Mr. Hamza Salem, Computer Engineer, Developer, and Audio blogger, talked about how free speech became a serious issue when the concept shifted to the Internet. “Everything is documented, collected, stored, and sold.” This is the most complex thing in the relationship between free speech and documented speech on the Internet. There is a gap between the technology and the law because policies and laws related to broadcasting (websites, radio, etc.) are vaguely and ambiguously defined, maybe intentionally by the lawyers and jurists who work in this field.
Terms and conditions are too complex and push the end users to ignore reading and understanding complex technical and legal clauses. Moreover, the terms and conditions of the Internet governance of big companies (like Google) are not well defined. There is a corporate responsibility, government responsibility, end user responsibility to talk about complex topics (deep web, ethical algorithms…) to make new flexible rules, create easy-to-understand terms of service to avoid government censorship, metadata collection, and corporate censorship that transcends national laws.
Finally, participants discussed tools used to bypass blocked sites as well as circumvention methods such as VPNs and ToR. One for the fundamental recommendations of the meeting was that technology users need to be aware that not everyone has the same opportunities when it comes to technology and the understanding of the need for online security. Working toward equal digital rights and supporting electronic access is the starting point of “digital citizenship” in Jordan.Digital exclusion makes it difficult to grow as a society when some people are increasingly using these tools. Helping to provide and expand access to technology, not only in Jordan but in the MENA region as a whole, should be a goal of all digital citizens. End users in Jordan need to keep in mind that there are some that may have limited access, so other resources may need to be provided. To become productive citizens, we need to be committed to making sure that no one is denied human rights on the Internet; this is what is at stake.
HIVOS Policy Roundtable summarized and edited by
Mr. Hamza Ben Mehrez, Policy Analyst Lead (IGMENA)
On Wednesday, 29 June 2016, the Humanist Institute for Cooperation with Developing Countries (HIVOS) organized a roundtable discussion in Amman, Jordan. Thirty participants from the wider Internet Governance (IG) and IGMENA community attended a regional policy discussion with partners, staff, and participants to think together on issues related to IG, human rights, access and infrastructure, and the promotion of policy practices on the ground.
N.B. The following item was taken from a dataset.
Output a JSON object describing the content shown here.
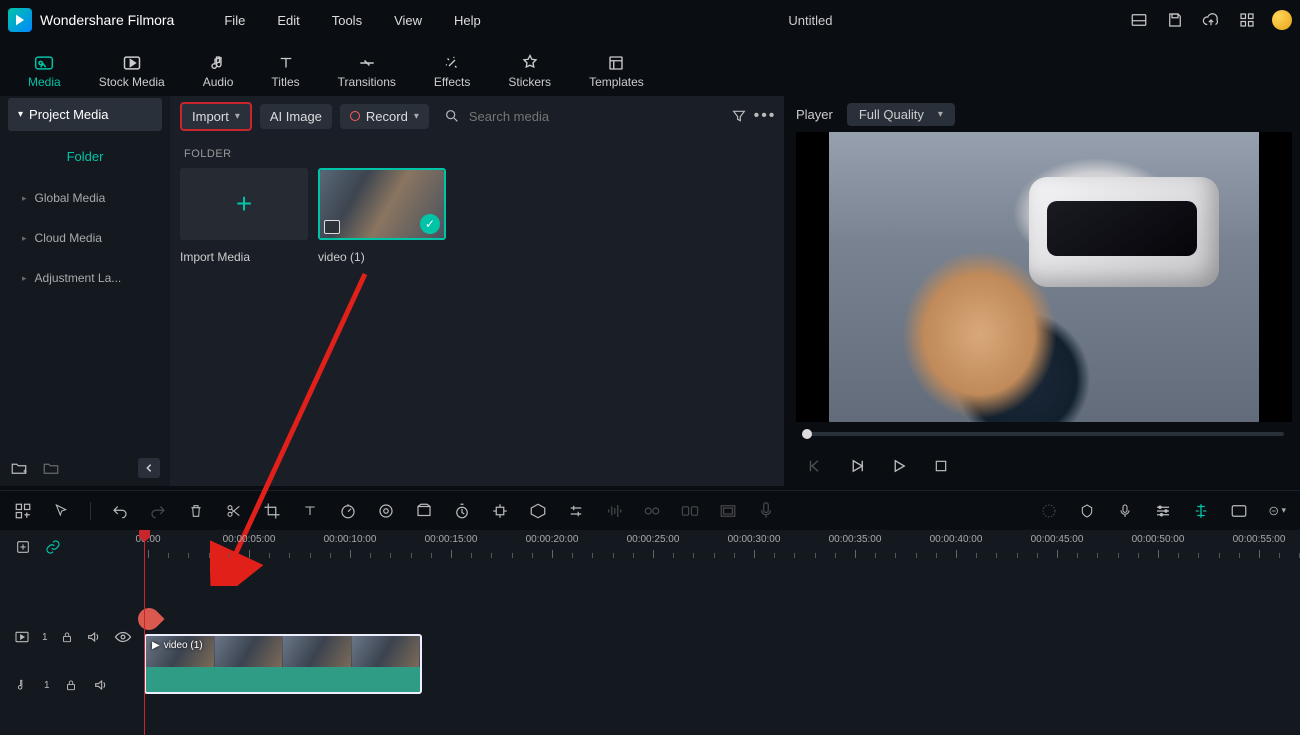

The event was entitled “Human Rights on the Internet, What’s at Stake?” The first session discussed Internet infrastructure, standards, and regulations and the second session discussed human rights, online freedoms, policies, and the challenges lying ahead.